Exercise details ▸ In the entries below, find each line with the word "content" and pull it out.

▽

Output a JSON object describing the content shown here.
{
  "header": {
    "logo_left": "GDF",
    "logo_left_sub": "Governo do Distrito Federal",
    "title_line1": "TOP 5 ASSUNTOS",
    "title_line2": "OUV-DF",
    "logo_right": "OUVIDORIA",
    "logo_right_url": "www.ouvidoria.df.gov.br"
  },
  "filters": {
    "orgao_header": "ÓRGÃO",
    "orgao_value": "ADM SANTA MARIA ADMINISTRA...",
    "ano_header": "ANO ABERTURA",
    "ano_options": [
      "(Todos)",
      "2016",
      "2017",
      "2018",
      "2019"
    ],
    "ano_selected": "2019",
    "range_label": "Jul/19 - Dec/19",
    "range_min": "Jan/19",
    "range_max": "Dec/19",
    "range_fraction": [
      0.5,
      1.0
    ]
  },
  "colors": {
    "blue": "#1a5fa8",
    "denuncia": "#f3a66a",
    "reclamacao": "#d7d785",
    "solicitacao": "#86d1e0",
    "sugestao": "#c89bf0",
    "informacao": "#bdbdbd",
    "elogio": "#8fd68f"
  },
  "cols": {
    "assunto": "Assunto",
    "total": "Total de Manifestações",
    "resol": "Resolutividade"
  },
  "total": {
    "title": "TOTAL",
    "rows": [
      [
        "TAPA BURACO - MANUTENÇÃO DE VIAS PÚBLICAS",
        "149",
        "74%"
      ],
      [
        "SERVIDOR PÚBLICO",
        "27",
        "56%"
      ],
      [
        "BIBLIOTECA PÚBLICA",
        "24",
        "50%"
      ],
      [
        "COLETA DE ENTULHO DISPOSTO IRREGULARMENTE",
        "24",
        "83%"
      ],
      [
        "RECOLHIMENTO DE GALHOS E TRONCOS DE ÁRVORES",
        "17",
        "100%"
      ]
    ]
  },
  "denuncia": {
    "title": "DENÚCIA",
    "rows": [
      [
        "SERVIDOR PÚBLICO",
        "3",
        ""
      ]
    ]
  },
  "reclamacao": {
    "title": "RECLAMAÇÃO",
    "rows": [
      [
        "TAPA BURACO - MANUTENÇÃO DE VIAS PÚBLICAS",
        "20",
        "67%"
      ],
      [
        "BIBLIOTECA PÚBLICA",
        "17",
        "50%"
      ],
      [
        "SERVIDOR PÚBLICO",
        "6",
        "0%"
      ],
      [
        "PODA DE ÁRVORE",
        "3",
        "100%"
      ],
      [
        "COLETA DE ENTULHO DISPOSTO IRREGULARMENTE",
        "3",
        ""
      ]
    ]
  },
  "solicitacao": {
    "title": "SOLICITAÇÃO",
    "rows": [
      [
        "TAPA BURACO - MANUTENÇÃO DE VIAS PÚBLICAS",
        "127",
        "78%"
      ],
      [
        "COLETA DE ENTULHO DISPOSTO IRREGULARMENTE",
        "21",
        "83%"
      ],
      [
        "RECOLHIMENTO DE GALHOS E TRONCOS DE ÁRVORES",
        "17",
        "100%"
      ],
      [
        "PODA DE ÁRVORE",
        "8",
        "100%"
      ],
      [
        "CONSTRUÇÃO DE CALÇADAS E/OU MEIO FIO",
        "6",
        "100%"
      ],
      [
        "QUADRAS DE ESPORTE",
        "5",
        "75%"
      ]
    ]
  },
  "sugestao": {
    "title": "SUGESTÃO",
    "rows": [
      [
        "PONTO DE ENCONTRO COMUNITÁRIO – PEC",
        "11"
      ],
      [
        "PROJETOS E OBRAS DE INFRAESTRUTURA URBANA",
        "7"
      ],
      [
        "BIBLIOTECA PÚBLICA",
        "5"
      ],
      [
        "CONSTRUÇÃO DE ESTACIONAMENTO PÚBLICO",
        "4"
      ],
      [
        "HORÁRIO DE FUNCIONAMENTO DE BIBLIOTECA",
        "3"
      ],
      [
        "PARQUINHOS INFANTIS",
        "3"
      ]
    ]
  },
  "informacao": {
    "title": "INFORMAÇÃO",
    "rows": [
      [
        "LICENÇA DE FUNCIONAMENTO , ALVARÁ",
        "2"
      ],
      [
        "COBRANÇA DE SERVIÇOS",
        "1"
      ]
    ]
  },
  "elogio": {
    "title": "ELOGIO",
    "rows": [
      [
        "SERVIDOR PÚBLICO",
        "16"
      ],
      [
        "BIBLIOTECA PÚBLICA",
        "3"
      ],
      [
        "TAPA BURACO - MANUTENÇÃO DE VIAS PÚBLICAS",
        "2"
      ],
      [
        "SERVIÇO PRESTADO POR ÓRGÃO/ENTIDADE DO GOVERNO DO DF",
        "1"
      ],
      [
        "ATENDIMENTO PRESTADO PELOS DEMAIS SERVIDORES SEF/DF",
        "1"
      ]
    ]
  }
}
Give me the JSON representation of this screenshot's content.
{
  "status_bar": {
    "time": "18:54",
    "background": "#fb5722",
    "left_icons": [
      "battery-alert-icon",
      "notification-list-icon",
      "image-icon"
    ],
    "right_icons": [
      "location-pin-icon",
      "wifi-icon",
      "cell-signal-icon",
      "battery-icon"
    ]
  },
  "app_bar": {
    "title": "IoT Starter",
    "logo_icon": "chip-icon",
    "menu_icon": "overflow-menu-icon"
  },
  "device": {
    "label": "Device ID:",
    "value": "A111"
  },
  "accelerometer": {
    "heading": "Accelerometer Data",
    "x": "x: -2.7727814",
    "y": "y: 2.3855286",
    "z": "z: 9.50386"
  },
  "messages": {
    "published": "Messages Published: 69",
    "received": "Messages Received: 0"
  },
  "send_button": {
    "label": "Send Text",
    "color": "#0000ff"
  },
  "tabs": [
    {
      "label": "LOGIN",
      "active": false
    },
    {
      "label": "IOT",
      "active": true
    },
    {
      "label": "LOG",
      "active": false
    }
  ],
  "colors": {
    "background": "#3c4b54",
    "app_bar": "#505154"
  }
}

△

Answer space ▸
Output a JSON object describing the content shown here.
Give me the JSON representation of this screenshot's content.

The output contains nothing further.